Activity:
Please copy every line from the following entries in which the word "Bearlala" appears.

Data records:
::::

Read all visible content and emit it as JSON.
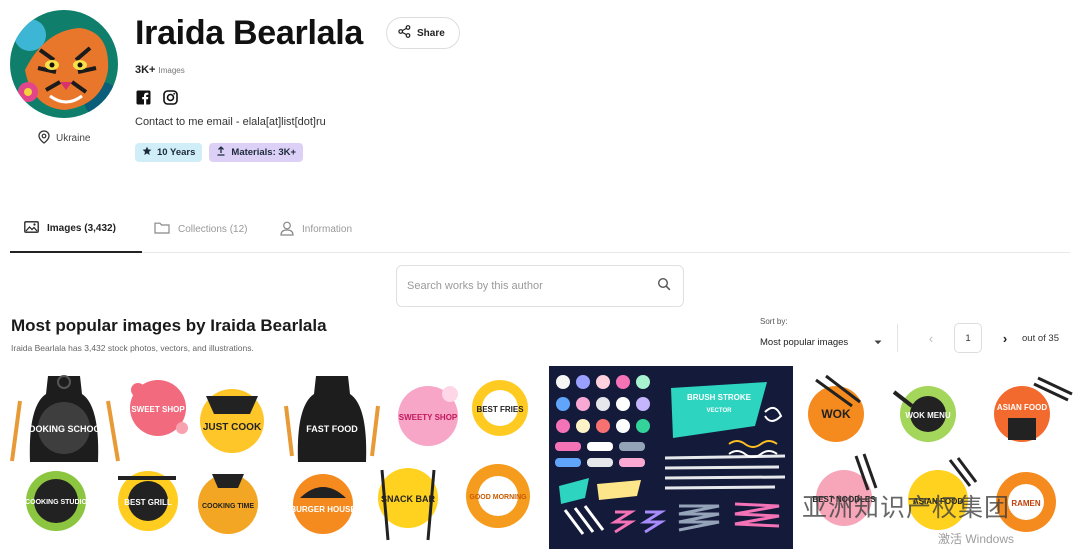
{
  "author": {
    "name": "Iraida Bearlala",
    "location": "Ukraine",
    "images_count": "3K+",
    "images_label": "Images",
    "contact": "Contact to me email - elala[at]list[dot]ru",
    "share_label": "Share",
    "socials": [
      "facebook-icon",
      "instagram-icon"
    ],
    "badges": {
      "years": "10 Years",
      "materials": "Materials: 3K+"
    }
  },
  "tabs": [
    {
      "label": "Images (3,432)",
      "icon": "image-icon",
      "active": true
    },
    {
      "label": "Collections (12)",
      "icon": "folder-icon",
      "active": false
    },
    {
      "label": "Information",
      "icon": "user-icon",
      "active": false
    }
  ],
  "search": {
    "placeholder": "Search works by this author",
    "value": ""
  },
  "section": {
    "title": "Most popular images by Iraida Bearlala",
    "subtitle": "Iraida Bearlala has 3,432 stock photos, vectors, and illustrations."
  },
  "sort": {
    "label": "Sort by:",
    "selected": "Most popular images"
  },
  "pagination": {
    "current": "1",
    "out_of": "out of 35"
  },
  "gallery": [
    {
      "id": "food-logos",
      "labels": [
        "COOKING SCHOOL",
        "SWEET SHOP",
        "JUST COOK",
        "COOKING STUDIO",
        "BEST GRILL",
        "COOKING TIME"
      ]
    },
    {
      "id": "fast-food-logos",
      "labels": [
        "FAST FOOD",
        "SWEETY SHOP",
        "BEST FRIES",
        "BURGER HOUSE",
        "SNACK BAR",
        "GOOD MORNING"
      ]
    },
    {
      "id": "brush-strokes",
      "labels": [
        "BRUSH STROKE",
        "VECTOR"
      ]
    },
    {
      "id": "asian-logos",
      "labels": [
        "WOK",
        "WOK MENU",
        "ASIAN FOOD",
        "BEST NOODLES",
        "ASIAN FOOD",
        "RAMEN"
      ]
    }
  ],
  "overlay": {
    "watermark": "亚洲知识产权集团",
    "os_notice": "激活 Windows"
  },
  "colors": {
    "accent_years": "#cfeef7",
    "accent_materials": "#dcd0f7",
    "brush_bg": "#131a3a"
  }
}
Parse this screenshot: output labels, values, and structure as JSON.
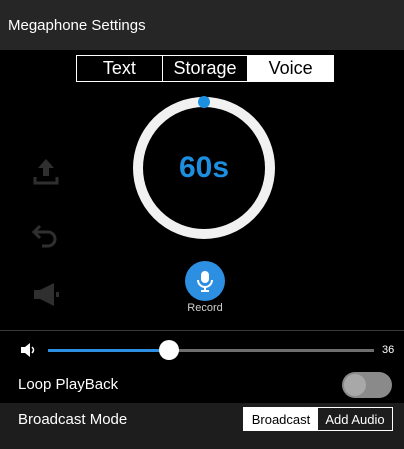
{
  "window": {
    "title": "Megaphone Settings"
  },
  "tabs": [
    {
      "label": "Text",
      "active": false
    },
    {
      "label": "Storage",
      "active": false
    },
    {
      "label": "Voice",
      "active": true
    }
  ],
  "side_icons": [
    "upload-icon",
    "undo-icon",
    "megaphone-icon"
  ],
  "dial": {
    "time": "60s"
  },
  "record": {
    "label": "Record",
    "icon": "microphone-icon"
  },
  "volume": {
    "icon": "speaker-icon",
    "value": 36,
    "max": 100,
    "display": "36"
  },
  "loop": {
    "label": "Loop PlayBack",
    "enabled": false
  },
  "broadcast": {
    "label": "Broadcast Mode",
    "options": [
      {
        "label": "Broadcast",
        "active": true
      },
      {
        "label": "Add Audio",
        "active": false
      }
    ]
  },
  "colors": {
    "accent": "#2d8fe1",
    "titlebar": "#262626",
    "background": "#000000"
  }
}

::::

Answer section:
    "name": "Iraida Bearlala",
    "title": "Most popular images by Iraida Bearlala",
    "subtitle": "Iraida Bearlala has 3,432 stock photos, vectors, and illustrations."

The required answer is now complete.